• [Activity]
The required lines are those that contain "elements"; pull them out of the data and copy them.

———

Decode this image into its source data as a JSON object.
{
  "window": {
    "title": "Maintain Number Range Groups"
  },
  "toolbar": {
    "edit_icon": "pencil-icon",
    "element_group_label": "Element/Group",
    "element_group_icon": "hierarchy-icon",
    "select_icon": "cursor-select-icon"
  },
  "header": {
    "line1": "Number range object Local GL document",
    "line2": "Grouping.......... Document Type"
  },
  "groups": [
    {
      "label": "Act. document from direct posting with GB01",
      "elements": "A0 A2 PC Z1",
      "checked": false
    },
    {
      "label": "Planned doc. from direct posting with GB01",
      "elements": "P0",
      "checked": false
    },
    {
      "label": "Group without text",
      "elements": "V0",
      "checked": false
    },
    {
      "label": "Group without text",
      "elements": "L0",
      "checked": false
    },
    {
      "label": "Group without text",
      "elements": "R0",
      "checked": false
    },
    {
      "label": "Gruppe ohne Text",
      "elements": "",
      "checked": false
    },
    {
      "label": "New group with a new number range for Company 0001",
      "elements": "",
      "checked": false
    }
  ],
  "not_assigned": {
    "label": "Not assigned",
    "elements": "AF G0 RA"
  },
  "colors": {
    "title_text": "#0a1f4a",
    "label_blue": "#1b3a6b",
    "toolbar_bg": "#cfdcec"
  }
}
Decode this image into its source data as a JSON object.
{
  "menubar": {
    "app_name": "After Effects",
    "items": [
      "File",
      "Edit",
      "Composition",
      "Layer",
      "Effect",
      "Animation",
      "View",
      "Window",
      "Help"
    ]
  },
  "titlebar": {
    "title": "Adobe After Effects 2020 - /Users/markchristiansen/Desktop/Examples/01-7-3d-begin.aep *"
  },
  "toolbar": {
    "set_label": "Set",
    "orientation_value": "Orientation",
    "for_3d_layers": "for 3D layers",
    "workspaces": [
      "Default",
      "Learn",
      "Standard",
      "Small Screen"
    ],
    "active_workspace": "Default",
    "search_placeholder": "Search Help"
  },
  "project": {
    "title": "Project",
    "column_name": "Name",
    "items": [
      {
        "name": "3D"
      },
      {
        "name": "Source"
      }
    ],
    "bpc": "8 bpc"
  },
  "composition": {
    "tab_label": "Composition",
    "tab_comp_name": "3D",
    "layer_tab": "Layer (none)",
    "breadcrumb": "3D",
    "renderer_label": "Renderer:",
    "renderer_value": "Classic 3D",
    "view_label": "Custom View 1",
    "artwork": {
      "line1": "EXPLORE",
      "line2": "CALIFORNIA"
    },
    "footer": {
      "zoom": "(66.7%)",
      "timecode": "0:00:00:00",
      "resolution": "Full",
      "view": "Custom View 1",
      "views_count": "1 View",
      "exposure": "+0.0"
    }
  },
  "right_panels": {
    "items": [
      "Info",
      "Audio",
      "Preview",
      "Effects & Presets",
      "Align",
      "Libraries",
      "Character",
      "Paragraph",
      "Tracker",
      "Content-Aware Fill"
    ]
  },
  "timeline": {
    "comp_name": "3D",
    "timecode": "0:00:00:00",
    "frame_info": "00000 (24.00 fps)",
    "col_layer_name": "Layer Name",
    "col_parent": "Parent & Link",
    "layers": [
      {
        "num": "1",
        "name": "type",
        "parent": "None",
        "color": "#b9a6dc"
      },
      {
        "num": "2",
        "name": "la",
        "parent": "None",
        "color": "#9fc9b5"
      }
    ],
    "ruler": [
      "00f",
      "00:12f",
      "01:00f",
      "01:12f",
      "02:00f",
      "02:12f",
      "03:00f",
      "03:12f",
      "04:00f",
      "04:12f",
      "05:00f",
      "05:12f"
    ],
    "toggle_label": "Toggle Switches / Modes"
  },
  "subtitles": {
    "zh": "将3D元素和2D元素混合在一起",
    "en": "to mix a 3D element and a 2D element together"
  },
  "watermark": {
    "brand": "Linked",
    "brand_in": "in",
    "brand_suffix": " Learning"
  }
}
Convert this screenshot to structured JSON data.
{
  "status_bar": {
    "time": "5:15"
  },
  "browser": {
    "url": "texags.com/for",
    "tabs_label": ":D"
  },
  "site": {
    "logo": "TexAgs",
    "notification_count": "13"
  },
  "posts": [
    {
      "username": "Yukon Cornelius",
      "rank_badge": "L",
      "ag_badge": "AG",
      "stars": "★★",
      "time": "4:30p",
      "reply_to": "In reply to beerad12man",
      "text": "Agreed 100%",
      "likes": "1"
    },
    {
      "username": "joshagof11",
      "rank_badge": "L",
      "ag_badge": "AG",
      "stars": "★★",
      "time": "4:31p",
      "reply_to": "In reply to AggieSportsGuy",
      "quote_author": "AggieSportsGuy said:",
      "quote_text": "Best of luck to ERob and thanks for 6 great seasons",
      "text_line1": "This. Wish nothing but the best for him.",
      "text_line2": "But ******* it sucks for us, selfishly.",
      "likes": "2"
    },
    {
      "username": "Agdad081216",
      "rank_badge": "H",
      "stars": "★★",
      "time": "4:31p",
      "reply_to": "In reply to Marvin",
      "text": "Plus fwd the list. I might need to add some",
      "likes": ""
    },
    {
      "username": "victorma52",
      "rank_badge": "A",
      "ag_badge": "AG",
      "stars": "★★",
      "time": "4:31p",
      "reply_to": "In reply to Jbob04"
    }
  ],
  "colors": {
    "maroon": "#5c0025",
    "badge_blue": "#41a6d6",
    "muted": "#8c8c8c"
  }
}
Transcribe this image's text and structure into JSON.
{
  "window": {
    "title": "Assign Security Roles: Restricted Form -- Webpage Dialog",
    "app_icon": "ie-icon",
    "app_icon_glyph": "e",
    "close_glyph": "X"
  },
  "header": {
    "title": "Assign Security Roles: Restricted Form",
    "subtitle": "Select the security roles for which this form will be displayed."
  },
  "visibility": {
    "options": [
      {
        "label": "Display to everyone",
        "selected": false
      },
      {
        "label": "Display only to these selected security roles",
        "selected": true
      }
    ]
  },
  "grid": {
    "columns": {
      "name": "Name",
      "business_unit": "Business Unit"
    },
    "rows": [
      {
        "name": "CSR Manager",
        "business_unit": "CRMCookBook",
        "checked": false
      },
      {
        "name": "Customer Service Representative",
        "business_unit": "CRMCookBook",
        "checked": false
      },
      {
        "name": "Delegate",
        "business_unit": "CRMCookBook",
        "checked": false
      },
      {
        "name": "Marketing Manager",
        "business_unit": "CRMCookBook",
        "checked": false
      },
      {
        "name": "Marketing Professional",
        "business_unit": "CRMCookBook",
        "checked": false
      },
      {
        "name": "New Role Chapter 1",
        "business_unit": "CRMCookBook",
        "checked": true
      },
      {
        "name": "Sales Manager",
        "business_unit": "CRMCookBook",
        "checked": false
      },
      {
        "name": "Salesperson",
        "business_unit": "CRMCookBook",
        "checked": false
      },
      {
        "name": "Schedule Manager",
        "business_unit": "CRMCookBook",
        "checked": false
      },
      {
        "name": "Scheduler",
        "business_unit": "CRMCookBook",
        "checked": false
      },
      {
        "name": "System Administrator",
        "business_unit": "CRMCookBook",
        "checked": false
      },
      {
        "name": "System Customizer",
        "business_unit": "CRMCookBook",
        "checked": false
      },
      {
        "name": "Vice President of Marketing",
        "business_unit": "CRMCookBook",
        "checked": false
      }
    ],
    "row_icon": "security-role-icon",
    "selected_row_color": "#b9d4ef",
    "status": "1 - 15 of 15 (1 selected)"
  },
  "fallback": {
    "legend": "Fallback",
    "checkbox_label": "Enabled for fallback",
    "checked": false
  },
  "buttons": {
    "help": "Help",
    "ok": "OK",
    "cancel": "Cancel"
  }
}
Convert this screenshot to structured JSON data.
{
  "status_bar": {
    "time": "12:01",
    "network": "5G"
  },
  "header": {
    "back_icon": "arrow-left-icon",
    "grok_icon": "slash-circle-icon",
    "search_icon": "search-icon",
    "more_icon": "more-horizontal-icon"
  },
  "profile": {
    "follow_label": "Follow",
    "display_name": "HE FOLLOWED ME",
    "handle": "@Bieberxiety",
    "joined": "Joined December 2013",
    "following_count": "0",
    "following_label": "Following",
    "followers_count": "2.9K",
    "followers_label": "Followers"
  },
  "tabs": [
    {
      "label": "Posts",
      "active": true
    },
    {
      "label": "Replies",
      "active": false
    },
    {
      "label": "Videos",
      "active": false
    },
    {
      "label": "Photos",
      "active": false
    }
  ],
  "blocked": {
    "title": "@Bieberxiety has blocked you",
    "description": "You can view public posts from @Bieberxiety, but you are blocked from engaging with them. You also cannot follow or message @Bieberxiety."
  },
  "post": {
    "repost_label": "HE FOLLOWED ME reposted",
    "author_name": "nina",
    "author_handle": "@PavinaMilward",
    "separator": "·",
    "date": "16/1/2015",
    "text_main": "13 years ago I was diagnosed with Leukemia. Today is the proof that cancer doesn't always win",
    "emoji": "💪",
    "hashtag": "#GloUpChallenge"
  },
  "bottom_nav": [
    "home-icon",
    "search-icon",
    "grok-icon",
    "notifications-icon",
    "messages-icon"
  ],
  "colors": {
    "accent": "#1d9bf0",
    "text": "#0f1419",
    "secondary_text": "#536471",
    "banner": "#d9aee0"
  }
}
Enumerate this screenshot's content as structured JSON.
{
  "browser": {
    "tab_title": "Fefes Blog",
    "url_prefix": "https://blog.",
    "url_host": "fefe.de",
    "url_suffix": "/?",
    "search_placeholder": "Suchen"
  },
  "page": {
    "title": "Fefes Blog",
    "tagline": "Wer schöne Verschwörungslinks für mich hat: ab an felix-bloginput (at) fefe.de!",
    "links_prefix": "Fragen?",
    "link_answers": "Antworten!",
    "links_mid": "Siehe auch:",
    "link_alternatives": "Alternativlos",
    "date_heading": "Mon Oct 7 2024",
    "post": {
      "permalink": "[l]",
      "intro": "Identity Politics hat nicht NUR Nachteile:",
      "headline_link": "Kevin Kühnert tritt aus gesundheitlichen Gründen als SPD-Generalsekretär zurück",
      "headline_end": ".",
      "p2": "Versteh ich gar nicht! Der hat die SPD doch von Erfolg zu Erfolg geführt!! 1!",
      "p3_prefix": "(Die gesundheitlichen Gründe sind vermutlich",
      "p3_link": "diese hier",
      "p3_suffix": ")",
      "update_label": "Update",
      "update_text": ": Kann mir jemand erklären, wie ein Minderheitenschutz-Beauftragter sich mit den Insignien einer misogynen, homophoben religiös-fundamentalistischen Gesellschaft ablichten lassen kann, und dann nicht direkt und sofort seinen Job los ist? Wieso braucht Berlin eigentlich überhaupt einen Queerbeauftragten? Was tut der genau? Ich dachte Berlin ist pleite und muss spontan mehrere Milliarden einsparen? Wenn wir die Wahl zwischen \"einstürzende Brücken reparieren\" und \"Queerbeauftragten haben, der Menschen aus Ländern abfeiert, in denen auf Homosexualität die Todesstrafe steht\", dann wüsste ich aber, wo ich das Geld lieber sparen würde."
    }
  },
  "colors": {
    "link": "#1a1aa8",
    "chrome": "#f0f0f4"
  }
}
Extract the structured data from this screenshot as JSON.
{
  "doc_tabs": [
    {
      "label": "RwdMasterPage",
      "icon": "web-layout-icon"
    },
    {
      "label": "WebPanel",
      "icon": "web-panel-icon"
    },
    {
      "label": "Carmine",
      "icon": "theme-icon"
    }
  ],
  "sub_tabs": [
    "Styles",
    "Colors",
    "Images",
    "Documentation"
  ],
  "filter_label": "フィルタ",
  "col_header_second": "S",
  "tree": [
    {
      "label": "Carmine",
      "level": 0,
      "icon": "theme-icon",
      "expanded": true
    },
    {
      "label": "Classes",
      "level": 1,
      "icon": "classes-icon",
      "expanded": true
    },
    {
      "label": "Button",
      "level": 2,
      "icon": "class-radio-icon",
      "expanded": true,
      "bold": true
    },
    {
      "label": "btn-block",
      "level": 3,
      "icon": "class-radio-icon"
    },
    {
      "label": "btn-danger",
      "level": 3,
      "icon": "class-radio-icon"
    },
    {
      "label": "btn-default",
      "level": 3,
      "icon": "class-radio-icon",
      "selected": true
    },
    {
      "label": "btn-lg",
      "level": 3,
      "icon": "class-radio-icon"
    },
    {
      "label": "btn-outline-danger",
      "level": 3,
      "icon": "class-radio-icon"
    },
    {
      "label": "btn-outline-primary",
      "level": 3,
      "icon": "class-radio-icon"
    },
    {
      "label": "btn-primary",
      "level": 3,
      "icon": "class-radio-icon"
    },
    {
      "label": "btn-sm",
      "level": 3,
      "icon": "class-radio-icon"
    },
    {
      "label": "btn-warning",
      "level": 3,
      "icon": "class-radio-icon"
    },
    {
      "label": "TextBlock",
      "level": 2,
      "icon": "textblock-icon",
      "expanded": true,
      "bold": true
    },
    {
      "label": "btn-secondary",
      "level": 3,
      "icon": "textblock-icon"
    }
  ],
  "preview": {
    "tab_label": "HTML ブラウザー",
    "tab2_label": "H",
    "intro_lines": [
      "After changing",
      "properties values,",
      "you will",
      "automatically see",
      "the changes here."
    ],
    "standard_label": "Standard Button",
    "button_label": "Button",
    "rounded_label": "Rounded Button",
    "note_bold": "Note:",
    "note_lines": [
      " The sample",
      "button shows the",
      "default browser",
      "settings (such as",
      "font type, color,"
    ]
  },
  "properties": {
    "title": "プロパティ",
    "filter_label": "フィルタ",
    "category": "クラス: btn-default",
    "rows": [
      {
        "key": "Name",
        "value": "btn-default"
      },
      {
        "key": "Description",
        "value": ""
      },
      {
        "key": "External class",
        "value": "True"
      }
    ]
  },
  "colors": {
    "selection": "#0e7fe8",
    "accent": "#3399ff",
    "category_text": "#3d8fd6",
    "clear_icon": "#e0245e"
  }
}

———

• [Solution to this problem]
      "elements": "A0 A2 PC Z1",
      "elements": "P0",
      "elements": "V0",
      "elements": "L0",
      "elements": "R0",
      "elements": "",
      "elements": "",
    "elements": "AF G0 RA"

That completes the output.